With general availability of Windows Server 2008 Microsoft ships the beta 1 release of Windows Virtualization or Hyper-V (aka. Viridian).
Customers, partners, developers, IT Professionals, everyone buying a copy of Windows Server 2008 will have the opportunity to test drive the Microsoft hypervisor Hyper-V.
The version of Hyper-V included in the RTM build of Windows Server 2008 is identical to the build made available as part of the RC1 release of the server OS. The final release of Hyper-V will be available with 180 days from now. Microsoft’s hypervisor will only be available for x64 hardware platforms supporting hardware virtualization (Intel VT or AMD-V technologies). It will not be available for IA64 (Itanium) platforms. See resources for more information or here for general information about virtualization.
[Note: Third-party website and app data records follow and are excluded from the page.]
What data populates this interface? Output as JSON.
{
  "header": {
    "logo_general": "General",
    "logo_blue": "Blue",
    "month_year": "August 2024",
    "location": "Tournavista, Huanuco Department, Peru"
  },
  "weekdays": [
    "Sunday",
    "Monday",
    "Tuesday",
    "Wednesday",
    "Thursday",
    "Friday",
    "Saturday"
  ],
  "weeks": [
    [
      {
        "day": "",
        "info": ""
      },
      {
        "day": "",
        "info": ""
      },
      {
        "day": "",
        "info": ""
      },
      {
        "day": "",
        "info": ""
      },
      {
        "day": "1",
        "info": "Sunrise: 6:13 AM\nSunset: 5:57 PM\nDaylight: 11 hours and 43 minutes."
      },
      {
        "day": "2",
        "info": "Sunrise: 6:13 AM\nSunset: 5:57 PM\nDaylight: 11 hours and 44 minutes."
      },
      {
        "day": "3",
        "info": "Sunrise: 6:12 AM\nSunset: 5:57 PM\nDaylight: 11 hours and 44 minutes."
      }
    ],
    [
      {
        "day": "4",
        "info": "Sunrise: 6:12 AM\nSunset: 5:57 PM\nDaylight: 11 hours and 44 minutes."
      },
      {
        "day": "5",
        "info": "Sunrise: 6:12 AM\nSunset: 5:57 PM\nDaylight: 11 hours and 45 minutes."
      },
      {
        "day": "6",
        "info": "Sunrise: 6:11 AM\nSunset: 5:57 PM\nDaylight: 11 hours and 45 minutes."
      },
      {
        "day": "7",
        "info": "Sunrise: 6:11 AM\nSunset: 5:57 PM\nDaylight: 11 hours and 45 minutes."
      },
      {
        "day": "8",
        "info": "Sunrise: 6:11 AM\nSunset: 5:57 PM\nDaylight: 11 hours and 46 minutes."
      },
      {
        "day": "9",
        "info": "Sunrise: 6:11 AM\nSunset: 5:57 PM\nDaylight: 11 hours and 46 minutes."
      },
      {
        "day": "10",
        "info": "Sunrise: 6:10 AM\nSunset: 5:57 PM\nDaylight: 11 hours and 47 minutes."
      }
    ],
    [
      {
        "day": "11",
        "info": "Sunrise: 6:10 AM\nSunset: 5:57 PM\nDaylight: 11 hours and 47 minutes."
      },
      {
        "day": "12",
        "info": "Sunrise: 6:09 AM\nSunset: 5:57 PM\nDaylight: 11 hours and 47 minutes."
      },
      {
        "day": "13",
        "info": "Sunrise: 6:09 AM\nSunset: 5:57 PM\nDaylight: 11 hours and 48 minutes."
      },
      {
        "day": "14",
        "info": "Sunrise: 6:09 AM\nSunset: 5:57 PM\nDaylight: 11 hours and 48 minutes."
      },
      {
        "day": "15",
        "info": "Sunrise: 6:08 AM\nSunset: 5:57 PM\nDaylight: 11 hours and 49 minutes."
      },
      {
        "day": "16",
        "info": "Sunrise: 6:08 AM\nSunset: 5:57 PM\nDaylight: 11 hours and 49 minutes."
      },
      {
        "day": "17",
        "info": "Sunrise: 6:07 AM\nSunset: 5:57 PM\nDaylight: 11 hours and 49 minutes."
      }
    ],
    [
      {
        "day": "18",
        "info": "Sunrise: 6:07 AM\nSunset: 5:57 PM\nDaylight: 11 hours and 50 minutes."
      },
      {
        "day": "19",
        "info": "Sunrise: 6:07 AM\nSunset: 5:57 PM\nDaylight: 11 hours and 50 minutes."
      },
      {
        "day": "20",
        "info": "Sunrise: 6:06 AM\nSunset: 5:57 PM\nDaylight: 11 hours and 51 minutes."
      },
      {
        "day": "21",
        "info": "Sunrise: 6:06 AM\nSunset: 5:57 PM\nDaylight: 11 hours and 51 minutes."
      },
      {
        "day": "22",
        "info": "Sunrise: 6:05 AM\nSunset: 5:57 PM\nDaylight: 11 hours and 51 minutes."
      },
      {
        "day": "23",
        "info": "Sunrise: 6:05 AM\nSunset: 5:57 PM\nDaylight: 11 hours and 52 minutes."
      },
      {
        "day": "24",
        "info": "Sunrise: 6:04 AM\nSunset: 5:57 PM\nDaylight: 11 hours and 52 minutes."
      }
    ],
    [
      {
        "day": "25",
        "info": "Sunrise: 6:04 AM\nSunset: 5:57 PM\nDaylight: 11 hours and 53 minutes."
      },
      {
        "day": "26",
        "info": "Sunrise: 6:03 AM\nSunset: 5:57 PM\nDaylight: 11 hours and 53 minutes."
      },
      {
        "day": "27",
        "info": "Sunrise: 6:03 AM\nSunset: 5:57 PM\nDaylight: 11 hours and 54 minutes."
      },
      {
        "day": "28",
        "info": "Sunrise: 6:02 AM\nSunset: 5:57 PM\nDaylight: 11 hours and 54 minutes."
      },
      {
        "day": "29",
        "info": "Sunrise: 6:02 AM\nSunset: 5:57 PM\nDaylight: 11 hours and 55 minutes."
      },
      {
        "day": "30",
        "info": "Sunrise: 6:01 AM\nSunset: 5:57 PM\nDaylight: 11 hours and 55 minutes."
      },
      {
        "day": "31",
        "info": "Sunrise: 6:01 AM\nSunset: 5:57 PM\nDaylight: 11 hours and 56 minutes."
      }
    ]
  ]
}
Hyper-V is still in beta. Support for Hyper-V is only available via online forums and newsgroups. See resources section.
The beta release of Hyper-V has limited guest operating support:
Windows Server 2008 32-bit and 64-bit (x64)
Windows Server 2003 32-bit and 64-bit (x64)
SUSE LINUX Enterprise Server 10 with SP1
Other OS installations might run as well but are not “supported” in the beta. The full list of supported operating systems in will be announced prior to RTM.
Virtualization solutions from Microsoft are:
Presentation Virtualization via Terminal Services
Application Virtualization via SoftGrid
Hyper-V Server Virtualization
The Virtual Server product will continue to be available. Hyper-V is only supported on 64-bit platforms, Virtual Server is the Microsoft offering for 32-bit platforms and other systems not providing the necessary hardware infrastructure for Hyper-V.
How does the general availability Hyper-V beta impact IT PROs? For some of the partners this is the first time they will be exposed to Hyper-V. They may be experienced with Virtual Server and/or Virtual PC. Hyper-V is a novel concept: a layer between the hardware and a variety of operating systems handling scheduling and memory allocation (amongst other things). It is the foundation of a dynamic infrastructure, making resource optimization and re-configuration far simpler than before and simplifying operations. Depending on the type of application there might be areas where its performance might be impacted. Heavily I/O bound and graphics-intensive applications are among those. Deciding where, what and how to virtualize infrastructure requires careful thought. Our Infrastructure Planning and Design series of documents will help guide that process.
Some resources you might find useful:
Intel VT (aka. Vanderpool)
AMD-V (aka. Pacifica)